WORK TO COMPLETE |
Wherever the string "chevron" shows up in the records below, return that line.
─── RECORDS SUPPLIED ───
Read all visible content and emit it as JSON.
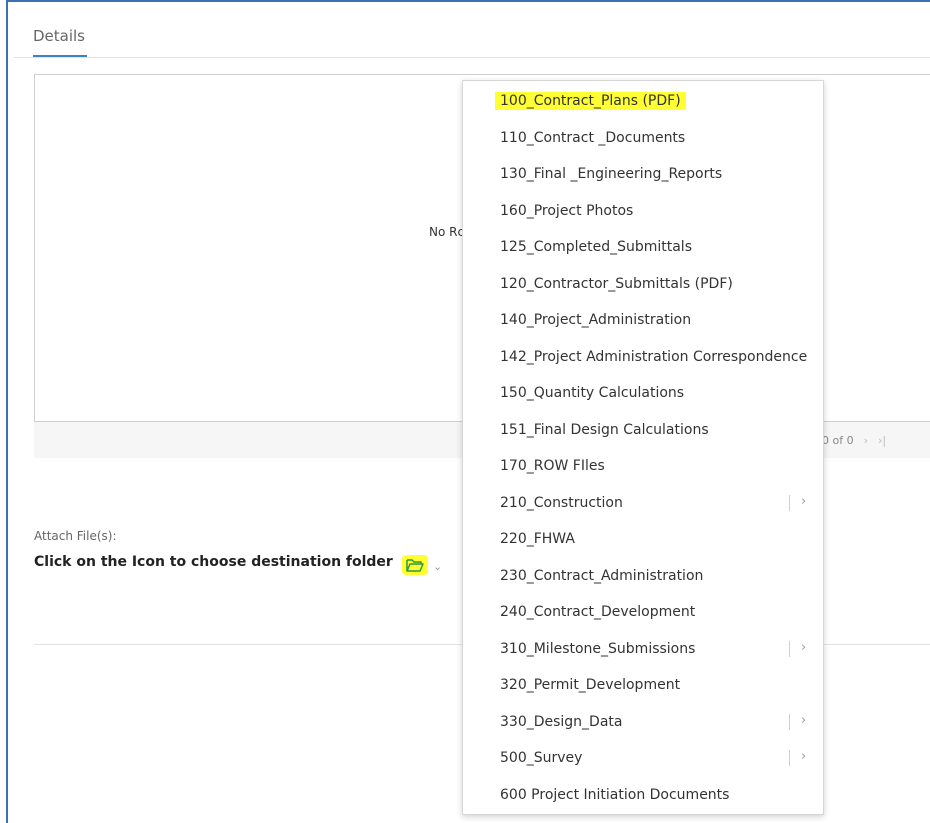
{
  "tabs": {
    "details": "Details"
  },
  "grid": {
    "empty_text": "No Rc",
    "pager_text": "0 of 0",
    "pager_next": "›",
    "pager_last": "›|"
  },
  "attach": {
    "label": "Attach File(s):",
    "instruction": "Click on the Icon to choose destination folder",
    "chevron": "⌄"
  },
  "folders": [
    {
      "label": "100_Contract_Plans (PDF)",
      "highlighted": true,
      "has_submenu": false
    },
    {
      "label": "110_Contract _Documents",
      "highlighted": false,
      "has_submenu": false
    },
    {
      "label": "130_Final _Engineering_Reports",
      "highlighted": false,
      "has_submenu": false
    },
    {
      "label": "160_Project Photos",
      "highlighted": false,
      "has_submenu": false
    },
    {
      "label": "125_Completed_Submittals",
      "highlighted": false,
      "has_submenu": false
    },
    {
      "label": "120_Contractor_Submittals (PDF)",
      "highlighted": false,
      "has_submenu": false
    },
    {
      "label": "140_Project_Administration",
      "highlighted": false,
      "has_submenu": false
    },
    {
      "label": "142_Project Administration Correspondence",
      "highlighted": false,
      "has_submenu": false
    },
    {
      "label": "150_Quantity Calculations",
      "highlighted": false,
      "has_submenu": false
    },
    {
      "label": "151_Final Design Calculations",
      "highlighted": false,
      "has_submenu": false
    },
    {
      "label": "170_ROW FIles",
      "highlighted": false,
      "has_submenu": false
    },
    {
      "label": "210_Construction",
      "highlighted": false,
      "has_submenu": true
    },
    {
      "label": "220_FHWA",
      "highlighted": false,
      "has_submenu": false
    },
    {
      "label": "230_Contract_Administration",
      "highlighted": false,
      "has_submenu": false
    },
    {
      "label": "240_Contract_Development",
      "highlighted": false,
      "has_submenu": false
    },
    {
      "label": "310_Milestone_Submissions",
      "highlighted": false,
      "has_submenu": true
    },
    {
      "label": "320_Permit_Development",
      "highlighted": false,
      "has_submenu": false
    },
    {
      "label": "330_Design_Data",
      "highlighted": false,
      "has_submenu": true
    },
    {
      "label": "500_Survey",
      "highlighted": false,
      "has_submenu": true
    },
    {
      "label": "600 Project Initiation Documents",
      "highlighted": false,
      "has_submenu": false
    }
  ],
  "submenu_arrow": "›",
  "colors": {
    "highlight": "#ffff33",
    "accent": "#3d82c4",
    "frame": "#3b6fb6"
  },
  "icons": {
    "folder": "folder-open-icon",
    "chevron": "chevron-down-icon",
    "submenu": "chevron-right-icon"
  }
}
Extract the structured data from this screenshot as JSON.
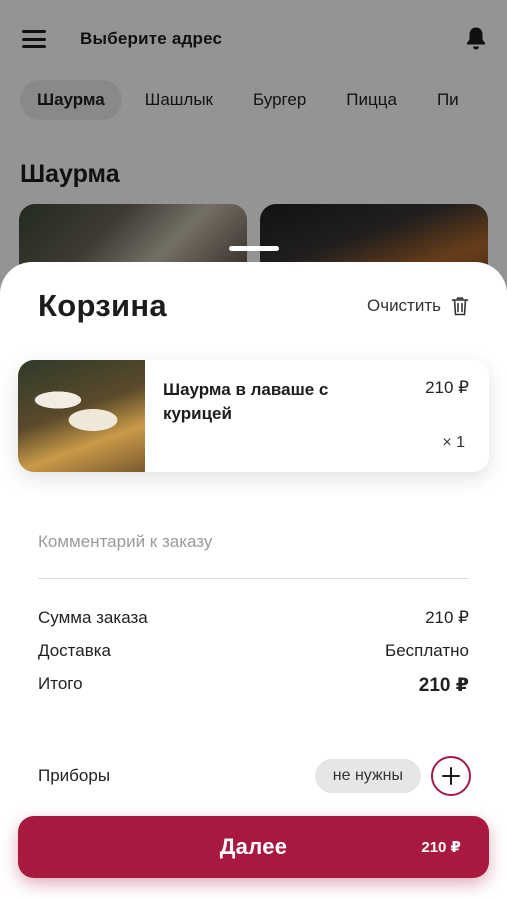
{
  "header": {
    "address_label": "Выберите адрес"
  },
  "categories": [
    {
      "label": "Шаурма",
      "active": true
    },
    {
      "label": "Шашлык",
      "active": false
    },
    {
      "label": "Бургер",
      "active": false
    },
    {
      "label": "Пицца",
      "active": false
    },
    {
      "label": "Пи",
      "active": false
    }
  ],
  "section": {
    "title": "Шаурма"
  },
  "cart": {
    "title": "Корзина",
    "clear_label": "Очистить",
    "item": {
      "name": "Шаурма в лаваше с курицей",
      "price": "210 ₽",
      "qty": "× 1"
    },
    "comment_placeholder": "Комментарий к заказу",
    "summary": {
      "order_sum_label": "Сумма заказа",
      "order_sum_value": "210 ₽",
      "delivery_label": "Доставка",
      "delivery_value": "Бесплатно",
      "total_label": "Итого",
      "total_value": "210 ₽"
    },
    "cutlery": {
      "label": "Приборы",
      "value": "не нужны"
    },
    "next": {
      "label": "Далее",
      "price": "210 ₽"
    }
  },
  "colors": {
    "accent": "#a8183f",
    "pill_bg": "#e6e6e6",
    "text": "#1c1c1c"
  },
  "icons": [
    "menu-icon",
    "bell-icon",
    "trash-icon",
    "plus-icon"
  ]
}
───
RESPONSE FOR THIS EXERCISE |
    "chevron": "⌄"
    "chevron": "chevron-down-icon",
    "submenu": "chevron-right-icon"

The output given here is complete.